Someone at NPR.org is feeling wildly optimistic about the political direction of President Obama and the Democrats. A transcript from Weekend Edition Saturday was headlined "Obama's Very Good Week." They summarized: "Obama scored a couple of significant victories during the week, earning a weekend break in Maine with his family. But it's not clear whether his wins will improve public approval." Not clear? When NPR anchor Scott Simon and White House reporter Scott Horsley discussed the polls, it wasn't a good week in the world of public opinion. It looked "terrible for the Democrats." Find the sunny side of this:
SIMON: And the skepticism about the president's economic program, if you take a look at the polls, its not just limited to his obvious political opponents, is it?
HORSLEY: Yeah, for some time now we have seen doubts about the stimulus program - widespread doubts. This week the White House released a report saying that the stimulus had saved or created as many as three and a half million jobs so far. But what the public is really focused on is that still painfully high unemployment, and slower private sector growth than any of us would like.
Also this week, the Washington Post and ABC released a poll saying 54 percent of Americans now disapprove of the president's handling of the economy, while just 43 percent approve.
SIMON: Now, those aren't the kind of numbers that Democrats want to read just a few months away from elections in November, is it?
HORSLEY: No. It's terrible for the Democrats. And the White House's argument so far has been to say, okay, we know progress is slow but we're moving in the right direction and urging people, hey, consider the Republican alternative.
Then they ran a soundbite of President Obama trashing the Republicans for hypocrisy at an event in Michigan, right in the face of Rep. Peter Hoekstra:
OBAMA: There are some folks who want to go back - who think that we should return to the policies that helped to lead to this recession. Some of them made the political calculation that its better to obstruct than to lend a hand. They said no to tax cuts, they said no to small business loans, they said no to clean energy projects. Now, it doesnt stop them from being at ribbon-cuttings.
HORSLEY: That seemed to be a dig at GOP Congressman Pet Hoekstra of Michigan, who was sitting in the front row at Thursday's groundbreaking, even though he had voted against the stimulus program.
In a tough interview with CNN's John King, Hoekstra said the folks at LG invited him to attend, but that didn't mean he favored a pick-the-winners industrial policy:
HOEKSTRA: Just before the ground breaking I talked with another local company in Michigan. They said, Pete, we're creating as many if not more jobs than what this plant will create and we're doing it with all of our own money. We're not getting one dollar of federal money.

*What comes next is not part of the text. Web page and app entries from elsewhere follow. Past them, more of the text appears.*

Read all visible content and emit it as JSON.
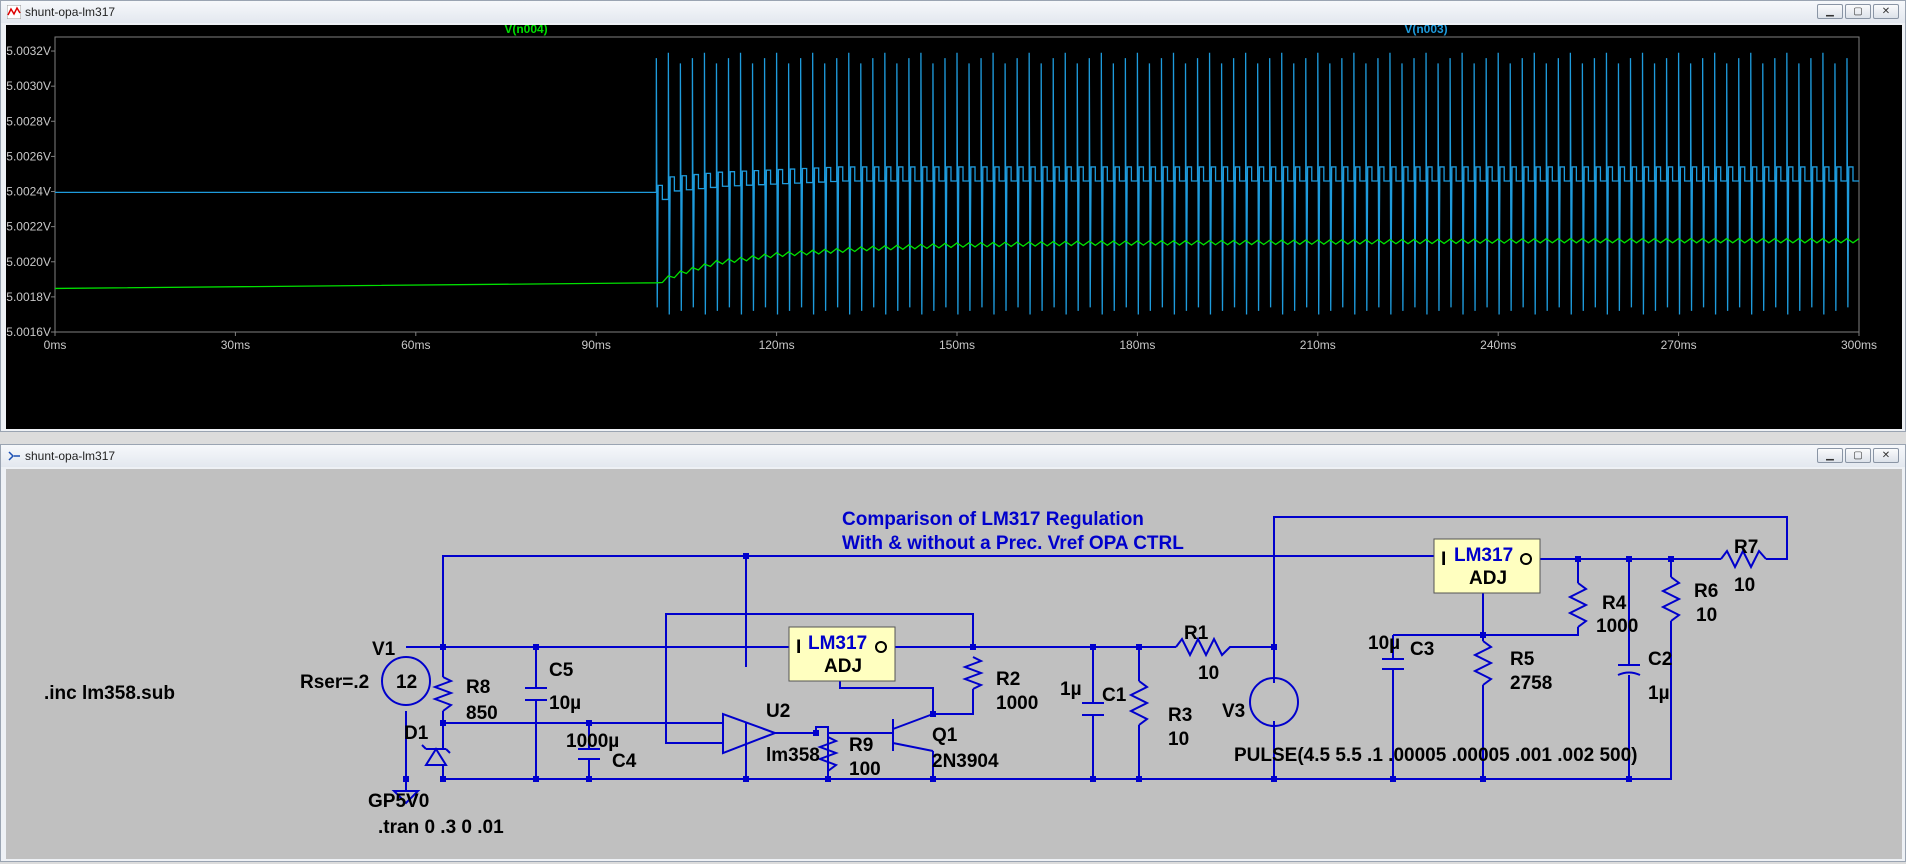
{
  "plot_window": {
    "title": "shunt-opa-lm317",
    "buttons": {
      "minimize": "▁",
      "maximize": "▢",
      "close": "✕"
    },
    "colors": {
      "background": "#000000",
      "grid": "#808080",
      "axis_text": "#c8c8c8",
      "trace_n004": "#00e000",
      "trace_n003": "#1e9bdc"
    }
  },
  "chart_data": {
    "type": "line",
    "xlabel": "",
    "ylabel": "",
    "x_ticks": [
      "0ms",
      "30ms",
      "60ms",
      "90ms",
      "120ms",
      "150ms",
      "180ms",
      "210ms",
      "240ms",
      "270ms",
      "300ms"
    ],
    "y_ticks": [
      "5.0016V",
      "5.0018V",
      "5.0020V",
      "5.0022V",
      "5.0024V",
      "5.0026V",
      "5.0028V",
      "5.0030V",
      "5.0032V"
    ],
    "xlim": [
      0,
      300
    ],
    "ylim": [
      5.0016,
      5.00328
    ],
    "series": [
      {
        "name": "V(n004)",
        "color": "#00e000",
        "description_values": {
          "x": [
            0,
            99,
            100,
            104,
            110,
            120,
            135,
            150,
            170,
            200,
            250,
            300
          ],
          "y": [
            5.001848,
            5.001848,
            5.00188,
            5.001935,
            5.001995,
            5.00204,
            5.002075,
            5.002095,
            5.002105,
            5.00211,
            5.00212,
            5.00212
          ]
        }
      },
      {
        "name": "V(n003)",
        "color": "#1e9bdc",
        "baseline": {
          "x": [
            0,
            100,
            101,
            110,
            130,
            300
          ],
          "y": [
            5.002395,
            5.002395,
            5.00244,
            5.00247,
            5.0025,
            5.0025
          ]
        },
        "spikes": {
          "start": 100,
          "end": 300,
          "period": 2,
          "high": 5.00319,
          "low": 5.0017
        }
      }
    ]
  },
  "schematic_window": {
    "title": "shunt-opa-lm317",
    "buttons": {
      "minimize": "▁",
      "maximize": "▢",
      "close": "✕"
    }
  },
  "schematic": {
    "comment_line1": "Comparison of LM317 Regulation",
    "comment_line2": "With & without a Prec. Vref OPA CTRL",
    "directive_inc": ".inc lm358.sub",
    "directive_tran": ".tran 0 .3 0 .01",
    "v1": {
      "name": "V1",
      "value": "12",
      "rser": "Rser=.2"
    },
    "v3": {
      "name": "V3",
      "pulse": "PULSE(4.5 5.5 .1 .00005 .00005 .001 .002 500)"
    },
    "reg1": {
      "part": "LM317",
      "in": "I",
      "out": "O",
      "adj": "ADJ"
    },
    "reg2": {
      "part": "LM317",
      "in": "I",
      "out": "O",
      "adj": "ADJ"
    },
    "r1": {
      "name": "R1",
      "value": "10"
    },
    "r2": {
      "name": "R2",
      "value": "1000"
    },
    "r3": {
      "name": "R3",
      "value": "10"
    },
    "r4": {
      "name": "R4",
      "value": "1000"
    },
    "r5": {
      "name": "R5",
      "value": "2758"
    },
    "r6": {
      "name": "R6",
      "value": "10"
    },
    "r7": {
      "name": "R7",
      "value": "10"
    },
    "r8": {
      "name": "R8",
      "value": "850"
    },
    "r9": {
      "name": "R9",
      "value": "100"
    },
    "c1": {
      "name": "C1",
      "value": "1µ"
    },
    "c2": {
      "name": "C2",
      "value": "1µ"
    },
    "c3": {
      "name": "C3",
      "value": "10µ"
    },
    "c4": {
      "name": "C4",
      "value": "1000µ"
    },
    "c5": {
      "name": "C5",
      "value": "10µ"
    },
    "d1": {
      "name": "D1",
      "value": "GP5V0"
    },
    "q1": {
      "name": "Q1",
      "value": "2N3904"
    },
    "u2": {
      "name": "U2",
      "value": "lm358"
    }
  }
}
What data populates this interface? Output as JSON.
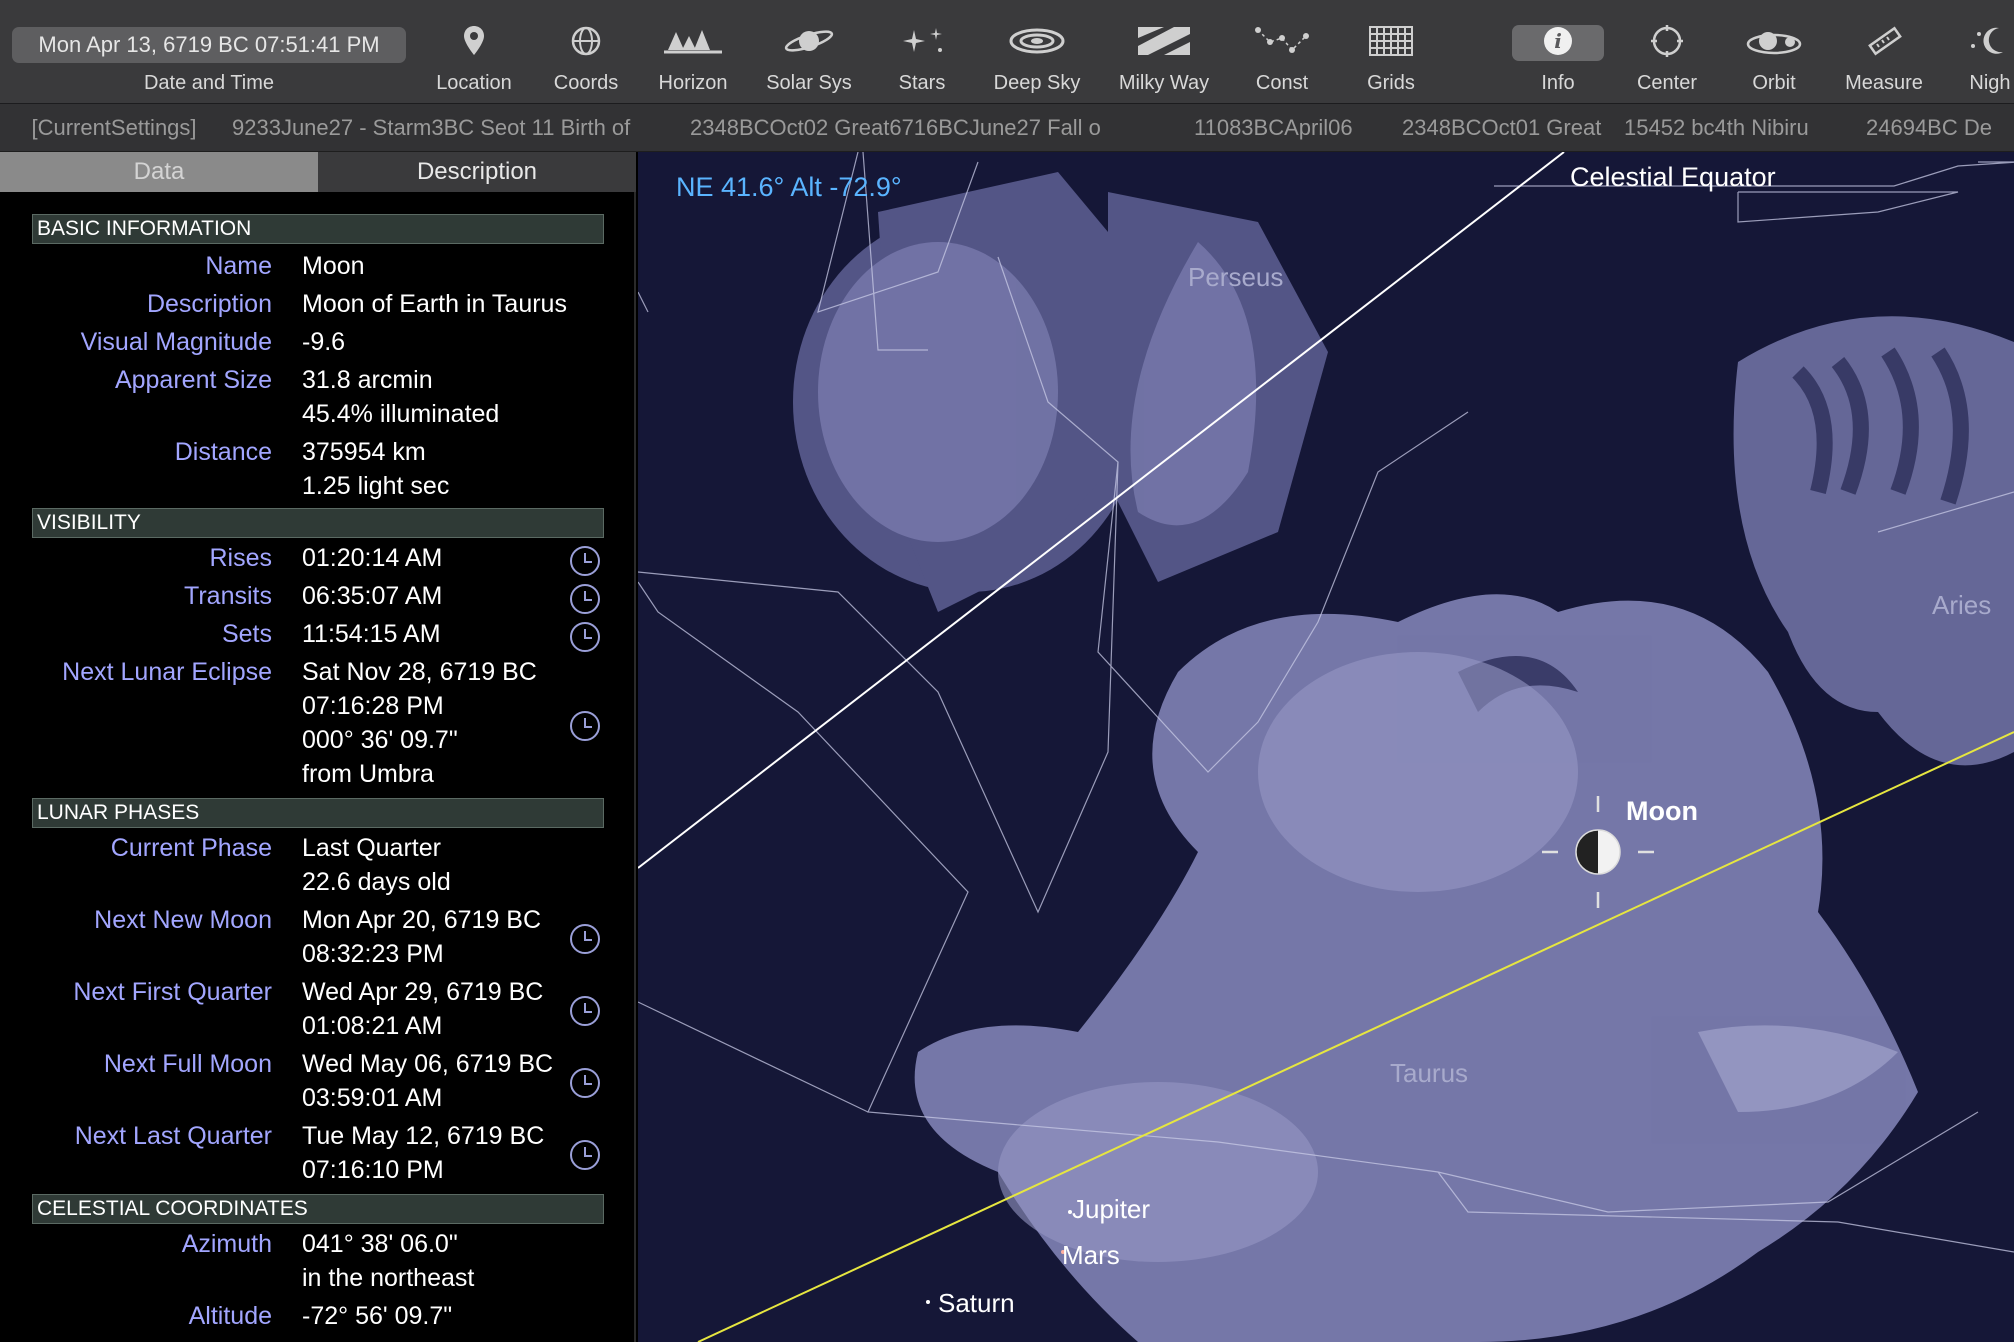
{
  "toolbar": {
    "datetime": "Mon Apr 13, 6719 BC 07:51:41 PM",
    "datetime_label": "Date and Time",
    "tools": [
      {
        "label": "Location",
        "icon": "location-pin-icon"
      },
      {
        "label": "Coords",
        "icon": "coords-icon"
      },
      {
        "label": "Horizon",
        "icon": "horizon-icon"
      },
      {
        "label": "Solar Sys",
        "icon": "planet-icon"
      },
      {
        "label": "Stars",
        "icon": "stars-icon"
      },
      {
        "label": "Deep Sky",
        "icon": "galaxy-icon"
      },
      {
        "label": "Milky Way",
        "icon": "milky-way-icon"
      },
      {
        "label": "Const",
        "icon": "constellation-icon"
      },
      {
        "label": "Grids",
        "icon": "grid-icon"
      },
      {
        "label": "Info",
        "icon": "info-icon"
      },
      {
        "label": "Center",
        "icon": "center-icon"
      },
      {
        "label": "Orbit",
        "icon": "orbit-icon"
      },
      {
        "label": "Measure",
        "icon": "ruler-icon"
      },
      {
        "label": "Nigh",
        "icon": "night-icon"
      }
    ]
  },
  "settings_strip": {
    "current": "[CurrentSettings]",
    "items": [
      "9233June27 - Starm3BC Seot 11 Birth of",
      "2348BCOct02 Great6716BCJune27 Fall o",
      "11083BCApril06",
      "2348BCOct01 Great",
      "15452 bc4th Nibiru",
      "24694BC De"
    ]
  },
  "tabs": {
    "data": "Data",
    "description": "Description"
  },
  "sections": {
    "basic": "BASIC INFORMATION",
    "visibility": "VISIBILITY",
    "lunar": "LUNAR PHASES",
    "celestial": "CELESTIAL COORDINATES"
  },
  "basic": {
    "name_label": "Name",
    "name": "Moon",
    "description_label": "Description",
    "description": "Moon of Earth in Taurus",
    "magnitude_label": "Visual Magnitude",
    "magnitude": "-9.6",
    "size_label": "Apparent Size",
    "size": "31.8 arcmin",
    "illuminated": "45.4% illuminated",
    "distance_label": "Distance",
    "distance_km": "375954 km",
    "distance_ls": "1.25 light sec"
  },
  "visibility": {
    "rises_label": "Rises",
    "rises": "01:20:14 AM",
    "transits_label": "Transits",
    "transits": "06:35:07 AM",
    "sets_label": "Sets",
    "sets": "11:54:15 AM",
    "eclipse_label": "Next Lunar Eclipse",
    "eclipse_date": "Sat Nov 28, 6719 BC",
    "eclipse_time": "07:16:28 PM",
    "eclipse_sep": "000° 36' 09.7\"",
    "eclipse_from": "from Umbra"
  },
  "lunar": {
    "current_label": "Current Phase",
    "current": "Last Quarter",
    "age": "22.6 days old",
    "new_label": "Next New Moon",
    "new_date": "Mon Apr 20, 6719 BC",
    "new_time": "08:32:23 PM",
    "first_label": "Next First Quarter",
    "first_date": "Wed Apr 29, 6719 BC",
    "first_time": "01:08:21 AM",
    "full_label": "Next Full Moon",
    "full_date": "Wed May 06, 6719 BC",
    "full_time": "03:59:01 AM",
    "last_label": "Next Last Quarter",
    "last_date": "Tue May 12, 6719 BC",
    "last_time": "07:16:10 PM"
  },
  "celestial": {
    "azimuth_label": "Azimuth",
    "azimuth": "041° 38' 06.0\"",
    "azimuth_dir": "in the northeast",
    "altitude_label": "Altitude",
    "altitude": "-72° 56' 09.7\""
  },
  "sky": {
    "readout": "NE 41.6° Alt -72.9°",
    "equator_label": "Celestial Equator",
    "constellations": [
      "Perseus",
      "Aries",
      "Taurus"
    ],
    "moon_label": "Moon",
    "planets": [
      "Jupiter",
      "Mars",
      "Saturn"
    ],
    "colors": {
      "background": "#151737",
      "readout": "#5ab4ff",
      "ecliptic": "#e6e640",
      "equator": "#ffffff",
      "figure": "#8e90b8"
    }
  }
}
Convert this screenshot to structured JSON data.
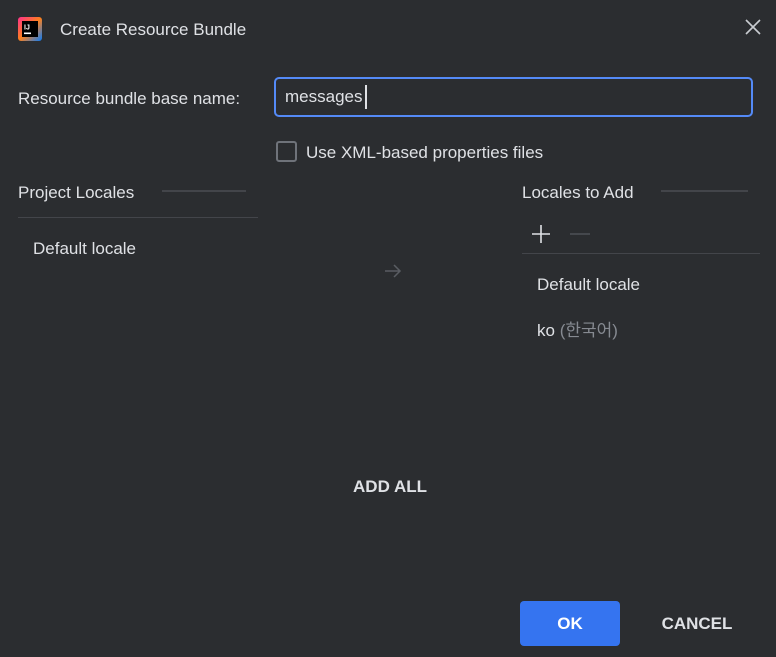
{
  "dialog": {
    "title": "Create Resource Bundle",
    "app_icon": "intellij-idea-icon",
    "close_icon": "close-icon"
  },
  "base_name": {
    "label": "Resource bundle base name:",
    "value": "messages"
  },
  "xml_option": {
    "label": "Use XML-based properties files",
    "checked": false
  },
  "project_locales": {
    "title": "Project Locales",
    "items": [
      "Default locale"
    ]
  },
  "transfer": {
    "arrow_icon": "arrow-right-icon",
    "add_all_label": "ADD ALL"
  },
  "locales_to_add": {
    "title": "Locales to Add",
    "toolbar": {
      "add_icon": "plus-icon",
      "remove_icon": "minus-icon"
    },
    "items": [
      {
        "code": "Default locale",
        "native": ""
      },
      {
        "code": "ko",
        "native": "(한국어)"
      }
    ]
  },
  "footer": {
    "ok_label": "OK",
    "cancel_label": "CANCEL"
  },
  "colors": {
    "background": "#2b2d30",
    "accent": "#3574f0",
    "focus_border": "#548af7",
    "text": "#dfe1e5",
    "muted_text": "#868a91"
  }
}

Why should this company get $300 million of tax breaks from the federal and the state level and this company gets zero? You know, it's an unfair system where the government is picking winners and losers.
KING: Then why not stay away from the event today and say I'm sorry I'd like to be there but I can't lend my name to a factory that I think is getting money from a source that should not exist?
HOEKSTRA: My constituents, the new company coming into my community, they wanted me to be there. They invited me to be there. I'm going to respect the office of the president. I respectfully disagree with his policies, but I respect the office. It's a great honor to have the president come into our community, you know, you know what we need is we need that type of civility in politics if we're going to address the tough issues that face us as a nation.